Implantology is that branch of dentistry whereby mechanical metal replacements of roots are placed in the jaw bone to assist with the retention of replacement teeth.
The history of dental implants began with Mayan civilisations who used shell pieces as crude dental implants embedded into the sockets of missing teeth. It wasn’t until the 1950’s that independent maverick practitioners experimenting with various materials developed more modern techniques.
A Swedish Researcher in Orthopaedics carried out experiments studying the healing of wounds in the leg bones of rabbits. A titanium optical chamber that had glass windows either end allowed him to observe the healing process. He noticed that after a time he had great difficulty removing his expensive titanium chambers due to the rabbits bone healing tightly around the metal. This observation was revealed to the School of Dentistry in Gothenburg and eventually led to the replacement of chrome cobalt alloys & stainless steel implants with titanium now in use today. The researcher, Professor Brånemark, oversaw my first implant in a patient at the University of Washington School of Dentistry in 1981.
There have been over 7 million of Brånemark implants placed via close collaboration of Specialists in Prosthodontics, Oral Surgery and Periodontics. Nowadays the procedures have become more simplified giving the opportunity for General Dental Practitioners with a special interest in this treatment modality to attend Postgraduate training programmes. There are now recommendations for training established by the General Dental Council before providing this treatment. This requires continued mentoring of the General Practitioners provided by established Specialists in Prosthodontics Oral Surgery and Periodontics.
However there are a number of contraindications to dental implants that may only be realised by the trained specialist. The public need to be aware that the title of a dental surgery which include references to “Implant Treatments”, “Implant Clinics”, “Implant Centres” or Advanced Restorative Dentistry may imply Specialist services that may not have full Specialist Accreditation.
Implantology requires a team of experts, rather than any single individual clinician. Implantology requires the combination of skills shown.
No one person in the world can tick every box to become an implantologist. As a consequence the title ‘Implantologist’ is totally inappropriate and misleading.
The General Dental Council assists the public in distinguishing between those General Practitioners with a ‘special interest‘ from the fully accredited Specialists. Visit the GDC and type your local area into the “Town” field to find all registered specialists near you (UK only).
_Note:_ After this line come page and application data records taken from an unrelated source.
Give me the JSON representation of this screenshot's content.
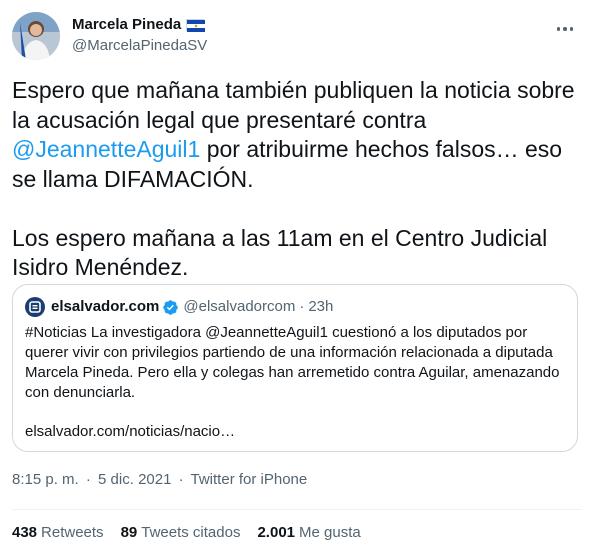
{
  "author": {
    "display_name": "Marcela Pineda",
    "handle": "@MarcelaPinedaSV",
    "flag_icon": "el-salvador-flag-icon"
  },
  "tweet": {
    "line1_before": "Espero que mañana también publiquen la noticia sobre la acusación legal que presentaré contra ",
    "mention": "@JeannetteAguil1",
    "line1_after": " por atribuirme hechos falsos… eso se llama DIFAMACIÓN.",
    "paragraph2": "Los espero mañana a las 11am en el Centro Judicial Isidro Menéndez."
  },
  "quoted": {
    "name": "elsalvador.com",
    "handle": "@elsalvadorcom",
    "separator": "·",
    "time": "23h",
    "text": "#Noticias La investigadora @JeannetteAguil1 cuestionó a los diputados por querer vivir con privilegios partiendo de una información relacionada a diputada Marcela Pineda. Pero ella y colegas han arremetido contra Aguilar, amenazando con denunciarla.",
    "link": "elsalvador.com/noticias/nacio…"
  },
  "meta": {
    "time": "8:15 p. m.",
    "date": "5 dic. 2021",
    "source": "Twitter for iPhone",
    "sep": "·"
  },
  "stats": {
    "retweets_count": "438",
    "retweets_label": "Retweets",
    "quotes_count": "89",
    "quotes_label": "Tweets citados",
    "likes_count": "2.001",
    "likes_label": "Me gusta"
  },
  "colors": {
    "link": "#1d9bf0",
    "muted": "#536471",
    "text": "#0f1419",
    "border": "#cfd9de"
  }
}
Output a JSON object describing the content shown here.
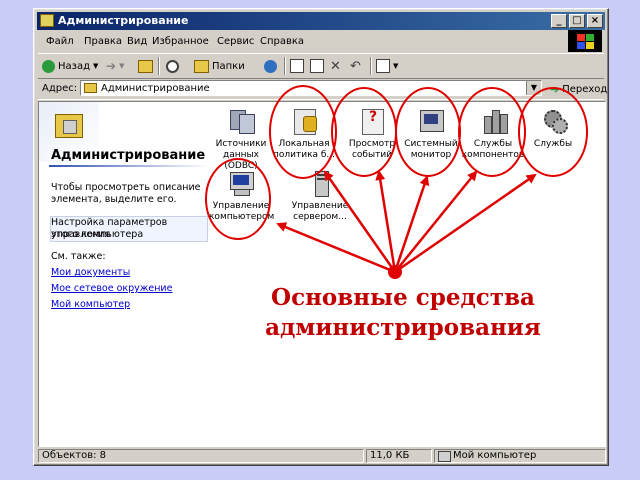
{
  "window": {
    "title": "Администрирование"
  },
  "title_buttons": {
    "minimize": "_",
    "maximize": "□",
    "close": "×"
  },
  "menu": [
    "Файл",
    "Правка",
    "Вид",
    "Избранное",
    "Сервис",
    "Справка"
  ],
  "toolbar": {
    "back": "Назад",
    "folders": "Папки"
  },
  "address": {
    "label": "Адрес:",
    "value": "Администрирование",
    "go": "Переход"
  },
  "left_pane": {
    "title": "Администрирование",
    "hint": [
      "Чтобы просмотреть описание",
      "элемента, выделите его."
    ],
    "selected_desc": [
      "Настройка параметров управления",
      "этого компьютера"
    ],
    "see_also": "См. также:",
    "links": [
      "Мои документы",
      "Мое сетевое окружение",
      "Мой компьютер"
    ]
  },
  "icons": [
    {
      "label": [
        "Источники",
        "данных",
        "(ODBC)"
      ]
    },
    {
      "label": [
        "Локальная",
        "политика б..."
      ]
    },
    {
      "label": [
        "Просмотр",
        "событий"
      ]
    },
    {
      "label": [
        "Системный",
        "монитор"
      ]
    },
    {
      "label": [
        "Службы",
        "компонентов"
      ]
    },
    {
      "label": [
        "Службы"
      ]
    },
    {
      "label": [
        "Управление",
        "компьютером"
      ]
    },
    {
      "label": [
        "Управление",
        "сервером..."
      ]
    }
  ],
  "status": {
    "objects": "Объектов: 8",
    "size": "11,0 КБ",
    "location": "Мой компьютер"
  },
  "caption": [
    "Основные средства",
    "администрирования"
  ],
  "colors": {
    "background": "#c8ccf6",
    "annotation_red": "#e00000",
    "title_bar": "#0a246a"
  }
}
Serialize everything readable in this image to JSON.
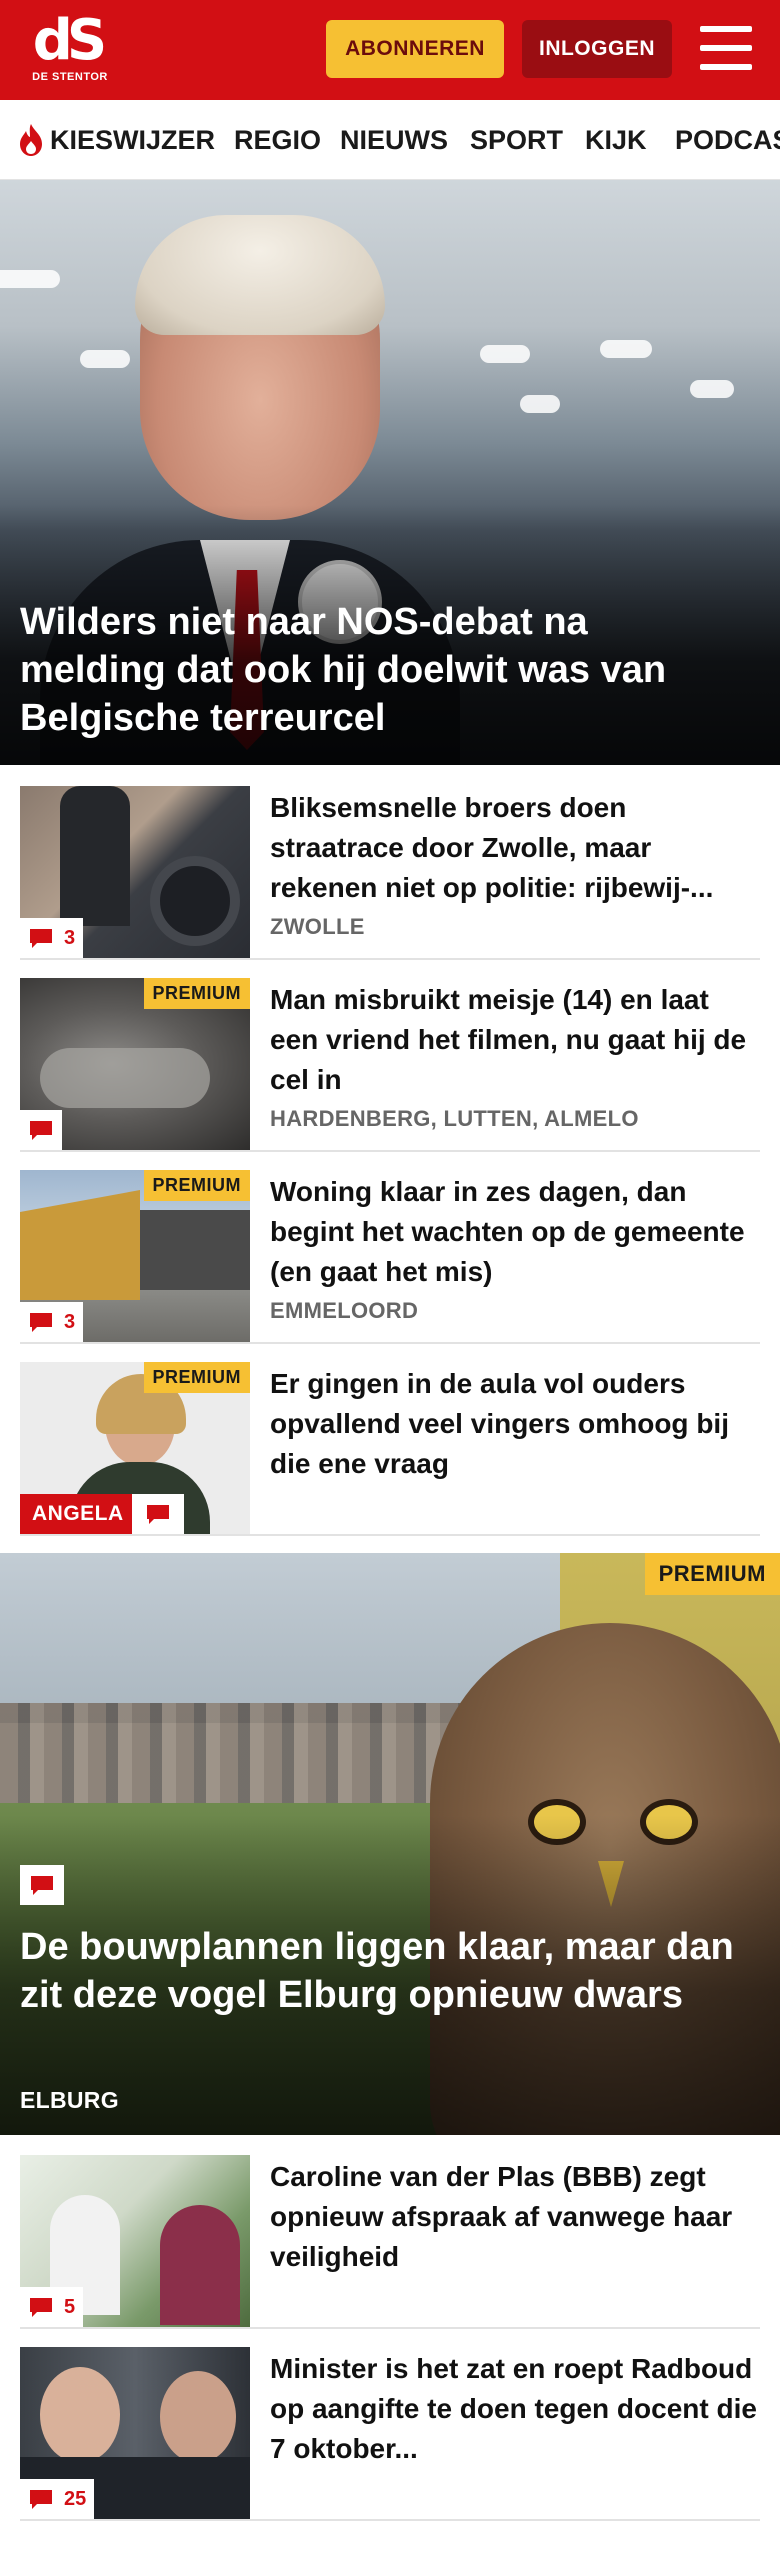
{
  "brand": {
    "logo_mark": "dS",
    "logo_sub": "DE STENTOR",
    "accent": "#d20f14",
    "premium_color": "#f6c033"
  },
  "header": {
    "subscribe_label": "ABONNEREN",
    "login_label": "INLOGGEN",
    "menu_icon": "hamburger-menu-icon"
  },
  "nav": {
    "items": [
      {
        "label": "KIESWIJZER",
        "icon": "flame-icon"
      },
      {
        "label": "REGIO"
      },
      {
        "label": "NIEUWS"
      },
      {
        "label": "SPORT"
      },
      {
        "label": "KIJK"
      },
      {
        "label": "PODCAST"
      }
    ]
  },
  "hero": {
    "title": "Wilders niet naar NOS-debat na melding dat ook hij doelwit was van Belgische terreurcel"
  },
  "articles": [
    {
      "title": "Bliksemsnelle broers doen straatrace door Zwolle, maar rekenen niet op politie: rijbewij-...",
      "location": "ZWOLLE",
      "comments": "3",
      "premium": ""
    },
    {
      "title": "Man misbruikt meisje (14) en laat een vriend het filmen, nu gaat hij de cel in",
      "location": "HARDENBERG, LUTTEN, ALMELO",
      "comments": "",
      "premium": "PREMIUM"
    },
    {
      "title": "Woning klaar in zes dagen, dan begint het wachten op de gemeente (en gaat het mis)",
      "location": "EMMELOORD",
      "comments": "3",
      "premium": "PREMIUM"
    },
    {
      "title": "Er gingen in de aula vol ouders opvallend veel vingers omhoog bij die ene vraag",
      "location": "",
      "comments": "",
      "premium": "PREMIUM",
      "author": "ANGELA"
    }
  ],
  "feature": {
    "premium": "PREMIUM",
    "title": "De bouwplannen liggen klaar, maar dan zit deze vogel Elburg opnieuw dwars",
    "location": "ELBURG"
  },
  "articles2": [
    {
      "title": "Caroline van der Plas (BBB) zegt opnieuw afspraak af vanwege haar veiligheid",
      "comments": "5"
    },
    {
      "title": "Minister is het zat en roept Radboud op aangifte te doen tegen docent die 7 oktober...",
      "comments": "25"
    }
  ]
}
In Bath, clinicians with combined specialities working closely with a team include the following:
Mark Vardon-OdonkorDept Oral & Maxillofacial Surgery, Royal United Hospital, Combe Park, Bath, BA1 3NG
Specialities: Oral Surgery, Prosthodontics
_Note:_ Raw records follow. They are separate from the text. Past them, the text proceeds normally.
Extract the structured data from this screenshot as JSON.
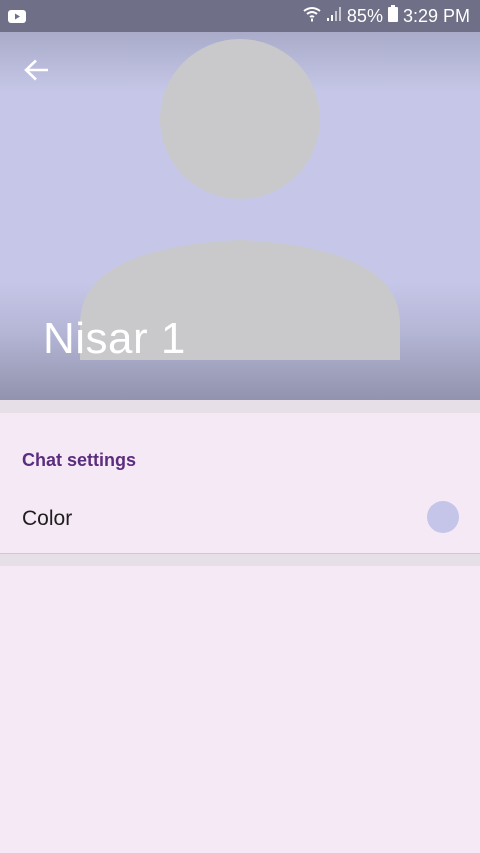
{
  "status_bar": {
    "battery": "85%",
    "time": "3:29 PM",
    "icons": [
      "youtube-icon",
      "wifi-icon",
      "signal-icon",
      "battery-icon"
    ]
  },
  "header": {
    "contact_name": "Nisar 1",
    "back_icon": "arrow-back-icon"
  },
  "settings": {
    "section_title": "Chat settings",
    "color_label": "Color",
    "color_value": "#c4c5e8"
  },
  "colors": {
    "status_bar": "#6f7088",
    "header": "#c6c7e8",
    "section_title": "#5b2d7e",
    "background": "#f5e9f6"
  }
}
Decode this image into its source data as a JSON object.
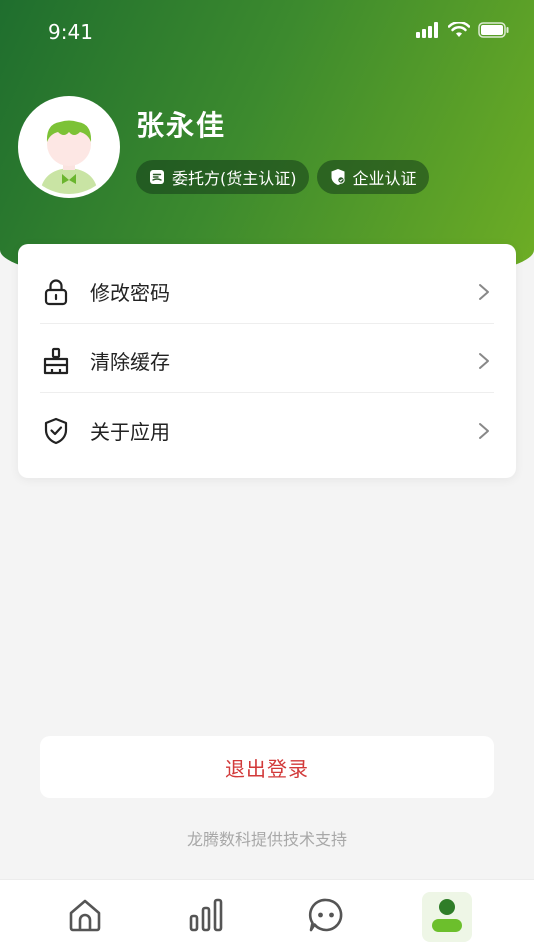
{
  "status_bar": {
    "time": "9:41"
  },
  "profile": {
    "name": "张永佳",
    "badges": [
      {
        "label": "委托方(货主认证)",
        "icon": "document-icon"
      },
      {
        "label": "企业认证",
        "icon": "shield-check-icon"
      }
    ]
  },
  "menu": {
    "items": [
      {
        "label": "修改密码",
        "icon": "lock-icon"
      },
      {
        "label": "清除缓存",
        "icon": "broom-icon"
      },
      {
        "label": "关于应用",
        "icon": "shield-icon"
      }
    ]
  },
  "logout_label": "退出登录",
  "support_text": "龙腾数科提供技术支持",
  "tabbar": {
    "tabs": [
      {
        "name": "home",
        "icon": "home-icon"
      },
      {
        "name": "stats",
        "icon": "bar-chart-icon"
      },
      {
        "name": "messages",
        "icon": "chat-icon"
      },
      {
        "name": "profile",
        "icon": "user-icon",
        "active": true
      }
    ]
  },
  "colors": {
    "header_start": "#1f6e2e",
    "header_end": "#6fae24",
    "logout_text": "#d23a3a",
    "active_tab": "#3d8f2a"
  }
}
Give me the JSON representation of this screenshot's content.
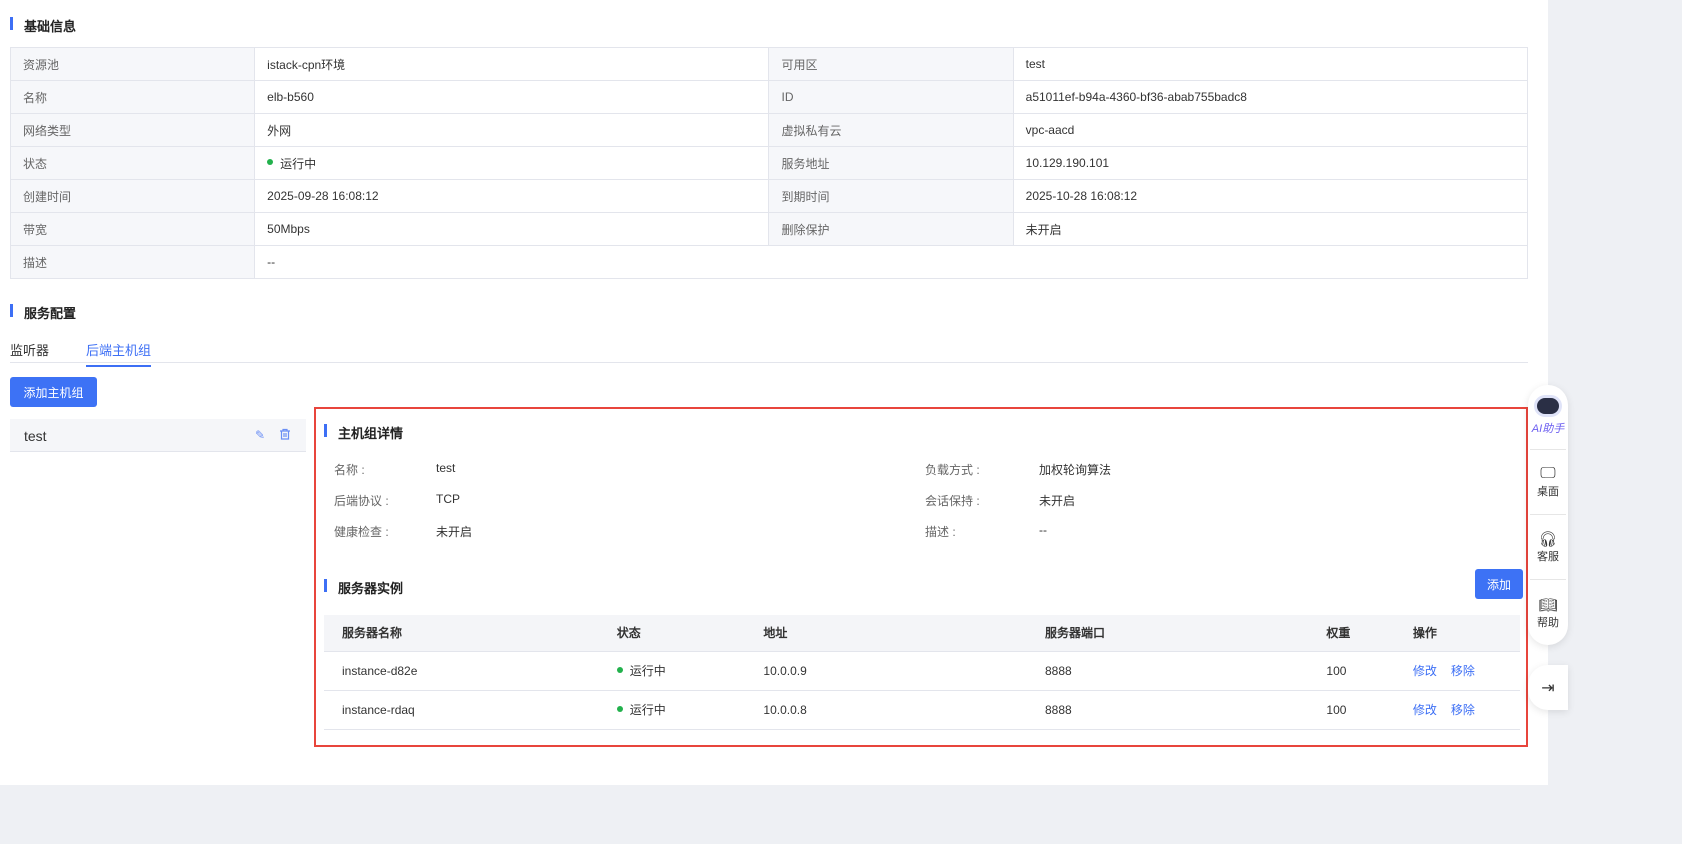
{
  "basic": {
    "title": "基础信息",
    "rows": [
      [
        {
          "l": "资源池",
          "v": "istack-cpn环境"
        },
        {
          "l": "可用区",
          "v": "test"
        }
      ],
      [
        {
          "l": "名称",
          "v": "elb-b560"
        },
        {
          "l": "ID",
          "v": "a51011ef-b94a-4360-bf36-abab755badc8"
        }
      ],
      [
        {
          "l": "网络类型",
          "v": "外网"
        },
        {
          "l": "虚拟私有云",
          "v": "vpc-aacd"
        }
      ],
      [
        {
          "l": "状态",
          "v": "运行中"
        },
        {
          "l": "服务地址",
          "v": "10.129.190.101"
        }
      ],
      [
        {
          "l": "创建时间",
          "v": "2025-09-28 16:08:12"
        },
        {
          "l": "到期时间",
          "v": "2025-10-28 16:08:12"
        }
      ],
      [
        {
          "l": "带宽",
          "v": "50Mbps"
        },
        {
          "l": "删除保护",
          "v": "未开启"
        }
      ]
    ],
    "desc": {
      "l": "描述",
      "v": "--"
    }
  },
  "service": {
    "title": "服务配置",
    "tabs": [
      "监听器",
      "后端主机组"
    ],
    "add_group": "添加主机组",
    "group": "test"
  },
  "detail": {
    "title": "主机组详情",
    "fields": [
      {
        "k": "名称 :",
        "v": "test"
      },
      {
        "k": "负载方式 :",
        "v": "加权轮询算法"
      },
      {
        "k": "后端协议 :",
        "v": "TCP"
      },
      {
        "k": "会话保持 :",
        "v": "未开启"
      },
      {
        "k": "健康检查 :",
        "v": "未开启"
      },
      {
        "k": "描述 :",
        "v": "--"
      }
    ],
    "instances_title": "服务器实例",
    "add": "添加",
    "headers": [
      "服务器名称",
      "状态",
      "地址",
      "服务器端口",
      "权重",
      "操作"
    ],
    "rows": [
      {
        "name": "instance-d82e",
        "status": "运行中",
        "addr": "10.0.0.9",
        "port": "8888",
        "weight": "100"
      },
      {
        "name": "instance-rdaq",
        "status": "运行中",
        "addr": "10.0.0.8",
        "port": "8888",
        "weight": "100"
      }
    ],
    "edit": "修改",
    "remove": "移除"
  },
  "float": {
    "ai": "AI助手",
    "desktop": "桌面",
    "service": "客服",
    "help": "帮助"
  },
  "colors": {
    "accent": "#3d6ff5",
    "running": "#22b14c",
    "highlight": "#e8453c"
  }
}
Toby TalbotThe Talbot Clinic, Tasburgh House, Warminster Road, Bath, BA2 6SH
Specialities: Restorative Dentistry, Periodontics, Endodontics & Prosthodontics
I am often referred patients from general dental practitioners specifically for implants or patients may even refer themselves for implants when, after a proper assessment, indicates an alternative and more appropriate treatment.
It has to be remembered that the prescription of implants will be only one of several options for any patient who has lost teeth. The dedicated Dental Centre/Clinic led by a general dental practitioner may limit the wider considerations of treatment alternatives. This would be the equivalent of a patient referring themselves to a dedicated hernia clinic, only to find out that the “lump” isn’t a hernia and yet, still only being offered the hernia operation.